Required work:
Reproduce the data exactly. Omit no record.

::::

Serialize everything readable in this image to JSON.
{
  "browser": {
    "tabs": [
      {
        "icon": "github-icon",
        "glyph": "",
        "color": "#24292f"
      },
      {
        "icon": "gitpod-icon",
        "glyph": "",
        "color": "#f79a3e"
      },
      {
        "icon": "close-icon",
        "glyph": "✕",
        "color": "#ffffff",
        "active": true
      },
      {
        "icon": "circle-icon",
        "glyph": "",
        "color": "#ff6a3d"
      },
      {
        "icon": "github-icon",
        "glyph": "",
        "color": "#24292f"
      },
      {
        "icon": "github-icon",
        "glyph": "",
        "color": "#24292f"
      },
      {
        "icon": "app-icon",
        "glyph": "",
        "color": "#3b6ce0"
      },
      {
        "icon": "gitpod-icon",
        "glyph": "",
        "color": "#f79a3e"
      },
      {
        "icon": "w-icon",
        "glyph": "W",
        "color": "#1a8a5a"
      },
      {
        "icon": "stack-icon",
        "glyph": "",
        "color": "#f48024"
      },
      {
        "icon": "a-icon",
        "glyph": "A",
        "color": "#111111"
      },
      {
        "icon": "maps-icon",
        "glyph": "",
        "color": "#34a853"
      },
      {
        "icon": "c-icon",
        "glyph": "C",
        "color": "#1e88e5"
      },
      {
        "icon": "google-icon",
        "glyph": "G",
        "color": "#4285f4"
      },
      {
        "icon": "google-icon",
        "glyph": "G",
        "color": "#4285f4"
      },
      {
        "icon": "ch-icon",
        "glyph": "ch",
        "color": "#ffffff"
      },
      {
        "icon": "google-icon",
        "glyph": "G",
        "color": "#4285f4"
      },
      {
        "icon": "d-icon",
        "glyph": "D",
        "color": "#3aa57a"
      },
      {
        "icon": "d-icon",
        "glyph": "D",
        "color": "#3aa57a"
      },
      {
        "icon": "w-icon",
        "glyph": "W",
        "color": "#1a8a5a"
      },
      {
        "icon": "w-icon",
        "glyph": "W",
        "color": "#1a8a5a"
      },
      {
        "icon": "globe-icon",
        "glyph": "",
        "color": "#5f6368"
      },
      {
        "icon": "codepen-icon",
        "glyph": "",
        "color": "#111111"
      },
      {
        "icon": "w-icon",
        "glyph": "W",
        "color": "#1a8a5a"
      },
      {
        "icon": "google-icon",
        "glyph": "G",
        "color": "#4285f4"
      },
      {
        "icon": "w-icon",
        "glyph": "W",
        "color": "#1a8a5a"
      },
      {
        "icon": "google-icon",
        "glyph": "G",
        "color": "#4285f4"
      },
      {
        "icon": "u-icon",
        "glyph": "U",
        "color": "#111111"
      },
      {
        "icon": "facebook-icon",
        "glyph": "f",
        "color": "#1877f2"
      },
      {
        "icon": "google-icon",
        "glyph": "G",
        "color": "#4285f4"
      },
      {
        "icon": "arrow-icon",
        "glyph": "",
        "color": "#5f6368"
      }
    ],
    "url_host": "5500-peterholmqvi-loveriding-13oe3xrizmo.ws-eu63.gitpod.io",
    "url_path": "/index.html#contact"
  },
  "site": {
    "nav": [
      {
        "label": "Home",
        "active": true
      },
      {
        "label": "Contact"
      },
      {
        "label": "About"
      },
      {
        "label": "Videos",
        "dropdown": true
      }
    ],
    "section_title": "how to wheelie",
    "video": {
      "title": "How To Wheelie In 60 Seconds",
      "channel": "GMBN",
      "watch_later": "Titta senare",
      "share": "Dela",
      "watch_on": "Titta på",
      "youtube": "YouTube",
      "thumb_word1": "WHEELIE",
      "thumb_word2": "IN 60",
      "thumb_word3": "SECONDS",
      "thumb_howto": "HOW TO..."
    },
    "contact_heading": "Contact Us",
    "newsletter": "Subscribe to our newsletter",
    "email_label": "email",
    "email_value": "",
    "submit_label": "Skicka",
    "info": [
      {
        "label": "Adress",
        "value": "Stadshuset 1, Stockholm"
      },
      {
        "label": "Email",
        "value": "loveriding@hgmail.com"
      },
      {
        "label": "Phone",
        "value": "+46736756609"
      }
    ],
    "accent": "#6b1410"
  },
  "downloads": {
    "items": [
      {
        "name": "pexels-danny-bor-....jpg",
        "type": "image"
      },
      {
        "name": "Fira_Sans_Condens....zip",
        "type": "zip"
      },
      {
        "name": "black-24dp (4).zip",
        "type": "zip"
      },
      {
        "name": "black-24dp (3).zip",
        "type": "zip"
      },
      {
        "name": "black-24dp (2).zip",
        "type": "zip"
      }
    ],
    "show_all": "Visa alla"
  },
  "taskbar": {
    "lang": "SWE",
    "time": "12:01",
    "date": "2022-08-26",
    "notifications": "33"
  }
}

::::

Answer to this exercise:
Serialize everything readable in this image to JSON.
{
  "browser": {
    "tabs": [
      {
        "icon": "github-icon",
        "glyph": "",
        "color": "#24292f"
      },
      {
        "icon": "gitpod-icon",
        "glyph": "",
        "color": "#f79a3e"
      },
      {
        "icon": "close-icon",
        "glyph": "✕",
        "color": "#ffffff",
        "active": true
      },
      {
        "icon": "circle-icon",
        "glyph": "",
        "color": "#ff6a3d"
      },
      {
        "icon": "github-icon",
        "glyph": "",
        "color": "#24292f"
      },
      {
        "icon": "github-icon",
        "glyph": "",
        "color": "#24292f"
      },
      {
        "icon": "app-icon",
        "glyph": "",
        "color": "#3b6ce0"
      },
      {
        "icon": "gitpod-icon",
        "glyph": "",
        "color": "#f79a3e"
      },
      {
        "icon": "w-icon",
        "glyph": "W",
        "color": "#1a8a5a"
      },
      {
        "icon": "stack-icon",
        "glyph": "",
        "color": "#f48024"
      },
      {
        "icon": "a-icon",
        "glyph": "A",
        "color": "#111111"
      },
      {
        "icon": "maps-icon",
        "glyph": "",
        "color": "#34a853"
      },
      {
        "icon": "c-icon",
        "glyph": "C",
        "color": "#1e88e5"
      },
      {
        "icon": "google-icon",
        "glyph": "G",
        "color": "#4285f4"
      },
      {
        "icon": "google-icon",
        "glyph": "G",
        "color": "#4285f4"
      },
      {
        "icon": "ch-icon",
        "glyph": "ch",
        "color": "#ffffff"
      },
      {
        "icon": "google-icon",
        "glyph": "G",
        "color": "#4285f4"
      },
      {
        "icon": "d-icon",
        "glyph": "D",
        "color": "#3aa57a"
      },
      {
        "icon": "d-icon",
        "glyph": "D",
        "color": "#3aa57a"
      },
      {
        "icon": "w-icon",
        "glyph": "W",
        "color": "#1a8a5a"
      },
      {
        "icon": "w-icon",
        "glyph": "W",
        "color": "#1a8a5a"
      },
      {
        "icon": "globe-icon",
        "glyph": "",
        "color": "#5f6368"
      },
      {
        "icon": "codepen-icon",
        "glyph": "",
        "color": "#111111"
      },
      {
        "icon": "w-icon",
        "glyph": "W",
        "color": "#1a8a5a"
      },
      {
        "icon": "google-icon",
        "glyph": "G",
        "color": "#4285f4"
      },
      {
        "icon": "w-icon",
        "glyph": "W",
        "color": "#1a8a5a"
      },
      {
        "icon": "google-icon",
        "glyph": "G",
        "color": "#4285f4"
      },
      {
        "icon": "u-icon",
        "glyph": "U",
        "color": "#111111"
      },
      {
        "icon": "facebook-icon",
        "glyph": "f",
        "color": "#1877f2"
      },
      {
        "icon": "google-icon",
        "glyph": "G",
        "color": "#4285f4"
      },
      {
        "icon": "arrow-icon",
        "glyph": "",
        "color": "#5f6368"
      }
    ],
    "url_host": "5500-peterholmqvi-loveriding-13oe3xrizmo.ws-eu63.gitpod.io",
    "url_path": "/index.html#contact"
  },
  "site": {
    "nav": [
      {
        "label": "Home",
        "active": true
      },
      {
        "label": "Contact"
      },
      {
        "label": "About"
      },
      {
        "label": "Videos",
        "dropdown": true
      }
    ],
    "section_title": "how to wheelie",
    "video": {
      "title": "How To Wheelie In 60 Seconds",
      "channel": "GMBN",
      "watch_later": "Titta senare",
      "share": "Dela",
      "watch_on": "Titta på",
      "youtube": "YouTube",
      "thumb_word1": "WHEELIE",
      "thumb_word2": "IN 60",
      "thumb_word3": "SECONDS",
      "thumb_howto": "HOW TO..."
    },
    "contact_heading": "Contact Us",
    "newsletter": "Subscribe to our newsletter",
    "email_label": "email",
    "email_value": "",
    "submit_label": "Skicka",
    "info": [
      {
        "label": "Adress",
        "value": "Stadshuset 1, Stockholm"
      },
      {
        "label": "Email",
        "value": "loveriding@hgmail.com"
      },
      {
        "label": "Phone",
        "value": "+46736756609"
      }
    ],
    "accent": "#6b1410"
  },
  "downloads": {
    "items": [
      {
        "name": "pexels-danny-bor-....jpg",
        "type": "image"
      },
      {
        "name": "Fira_Sans_Condens....zip",
        "type": "zip"
      },
      {
        "name": "black-24dp (4).zip",
        "type": "zip"
      },
      {
        "name": "black-24dp (3).zip",
        "type": "zip"
      },
      {
        "name": "black-24dp (2).zip",
        "type": "zip"
      }
    ],
    "show_all": "Visa alla"
  },
  "taskbar": {
    "lang": "SWE",
    "time": "12:01",
    "date": "2022-08-26",
    "notifications": "33"
  }
}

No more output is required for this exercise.